stealing borrowing dominoes from your kids or the math center for this project. A little sanding and they're good as new! Just be sure to wipe off the dust with a dry towel.
Next, I like to play around with the rub-ons and lay them over the domino to get an idea of what I want and where I want it. Then cut out the pieces from the sheet and place them on the domino without pressing down and arrange as desired:
The rub-ons are usually meant for much larger surfaces, so you can cut right through the design to get it to fit wherever you want.
Use a popsicle stick (or your fingernail) to transfer the rub-on to your domino. If tragedy strikes and something funky happens to your rub-on during the transfer, just sand off and start over. It takes some practice to learn how hard to rub on the transfer and every brand is a little different. Again, I love Stampin' Up's rub-ons, they really sell superior paper crafting products.
We're almost done! Here comes the fun part. You will want a latex glove now. Again, trust me, friends. You do NOT want this glue on your digits. Be sure to carefully cover your work surface as well. I could get my husband to chime in here about all of the furniture I've
ruined embellished with my artistic endeavors, but I don't think this is the place for such hash language.
I place the glove on my left hand so my right is free to hold the bottle carefully. Squeeze a healthy amount of glue over the surface of the domino and let it run off the domino onto the paper-covered work surface. It's a waste of glue, yes. But even still, that bottle will last you forever. You can move the process along by running over the domino with a sponge tip paintbrush, but once you do, the brush has to be thrown away and that gets expensive. If you're saying you'll try the brush method and just wash it out, I have a bathroom sink to show you that says otherwise. So, now I hold, drip and wait. Feel free to move the domino around the get the glue all over. Add more where you need it. It's pretty forgiving. You can tap the domino on your work surface to get the glue to cover. A little trial and error comes into play here too. Once it dries (at least 4 hrs.) the surface is self-healing and it will have a nice even, shiny coat.
I usually wipe off any excess glue on the sides of the domino with a paper towel, a sponge tip brush works great for this too. But again, after one of these projects the brush is trash. When I'm making several, I'll use the brush but for just one or two it's not worth it. This is what I'm talking about by the way:
I like to set the wet domino on top of another one to dry just to avoid having it stick to the paper it's drying on. The next step is optional. I always like to add a little bling. These are cheapy rhinestone stickers. You can find packs of them for a dollar or two at the craft store. I started with the brown and purple flower, but it got really closely acquainted with my glove, so I had to go with my second choice.

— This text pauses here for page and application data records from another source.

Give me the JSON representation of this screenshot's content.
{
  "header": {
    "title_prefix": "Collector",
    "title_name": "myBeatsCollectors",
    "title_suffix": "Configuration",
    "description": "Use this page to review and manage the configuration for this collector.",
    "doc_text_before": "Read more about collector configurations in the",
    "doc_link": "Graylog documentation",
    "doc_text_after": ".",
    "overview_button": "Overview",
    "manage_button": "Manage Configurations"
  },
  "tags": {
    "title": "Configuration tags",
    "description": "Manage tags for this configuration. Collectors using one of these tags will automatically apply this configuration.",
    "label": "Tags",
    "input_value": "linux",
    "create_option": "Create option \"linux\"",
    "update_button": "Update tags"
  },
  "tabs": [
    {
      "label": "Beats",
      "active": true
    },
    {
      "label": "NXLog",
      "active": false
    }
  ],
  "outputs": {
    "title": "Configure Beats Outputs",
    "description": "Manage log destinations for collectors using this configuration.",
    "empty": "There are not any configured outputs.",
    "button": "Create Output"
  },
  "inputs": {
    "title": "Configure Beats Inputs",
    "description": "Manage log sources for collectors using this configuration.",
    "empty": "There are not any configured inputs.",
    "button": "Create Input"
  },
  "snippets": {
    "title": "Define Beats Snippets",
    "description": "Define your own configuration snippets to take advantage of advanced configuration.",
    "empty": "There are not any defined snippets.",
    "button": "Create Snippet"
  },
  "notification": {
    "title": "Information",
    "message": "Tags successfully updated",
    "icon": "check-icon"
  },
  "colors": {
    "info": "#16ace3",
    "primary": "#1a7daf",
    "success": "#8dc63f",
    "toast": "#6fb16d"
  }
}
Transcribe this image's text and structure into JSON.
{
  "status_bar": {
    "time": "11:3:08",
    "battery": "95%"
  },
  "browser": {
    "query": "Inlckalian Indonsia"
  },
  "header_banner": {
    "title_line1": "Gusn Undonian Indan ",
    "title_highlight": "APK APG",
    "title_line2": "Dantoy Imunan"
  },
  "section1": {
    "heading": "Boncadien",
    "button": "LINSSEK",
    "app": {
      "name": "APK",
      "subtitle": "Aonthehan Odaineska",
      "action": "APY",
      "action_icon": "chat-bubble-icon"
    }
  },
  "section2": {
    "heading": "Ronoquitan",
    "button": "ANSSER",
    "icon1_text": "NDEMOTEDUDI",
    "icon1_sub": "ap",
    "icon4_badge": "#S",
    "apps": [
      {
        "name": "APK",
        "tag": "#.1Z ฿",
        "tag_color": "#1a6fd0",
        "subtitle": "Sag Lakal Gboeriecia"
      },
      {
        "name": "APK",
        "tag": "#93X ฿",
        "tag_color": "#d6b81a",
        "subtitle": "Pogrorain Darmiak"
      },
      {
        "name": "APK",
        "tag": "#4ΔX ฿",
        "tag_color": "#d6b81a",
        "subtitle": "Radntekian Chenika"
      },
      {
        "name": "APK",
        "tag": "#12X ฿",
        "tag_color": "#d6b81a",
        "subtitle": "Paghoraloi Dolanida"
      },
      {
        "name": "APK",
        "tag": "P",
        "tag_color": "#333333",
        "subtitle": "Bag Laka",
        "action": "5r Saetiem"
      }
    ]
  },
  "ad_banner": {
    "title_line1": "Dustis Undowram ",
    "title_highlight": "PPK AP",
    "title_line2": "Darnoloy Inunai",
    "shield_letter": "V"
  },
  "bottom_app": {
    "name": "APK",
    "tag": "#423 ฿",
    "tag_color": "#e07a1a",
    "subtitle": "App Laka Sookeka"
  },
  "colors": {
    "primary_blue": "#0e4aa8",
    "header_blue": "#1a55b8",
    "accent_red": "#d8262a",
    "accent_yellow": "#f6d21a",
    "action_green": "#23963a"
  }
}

While the glue is wet, set the rhinestone in the desired position and that's it! It will become one with the domino once it dries.
As a little happy accident, I realized that three dominoes fit perfectly inside an altered Altoid tin:
While you're in the glue aisle, grab a tube of this:
This is wonder glue. It's messy and the tube is awful and the cap never stays on, but it's worth the trouble. After you use it for the first time, just forget the cap. Stick an opened paper clip in the end and lay it on an old coaster or something. It's gooooood stuff. It will hold a magnet on the back of the domino like nobody's business.
One of my favorite altered domino ideas is this one below for a picture holder. How cute would these be as place card holders or to mark the food on a buffet at your next party?
If you have any questions, I'm happy to help. If you'd like to see more tutorials on the stamping method, just leave me a comment and I'll put one together soon.
I'm getting pretty good at taking pictures with one hand!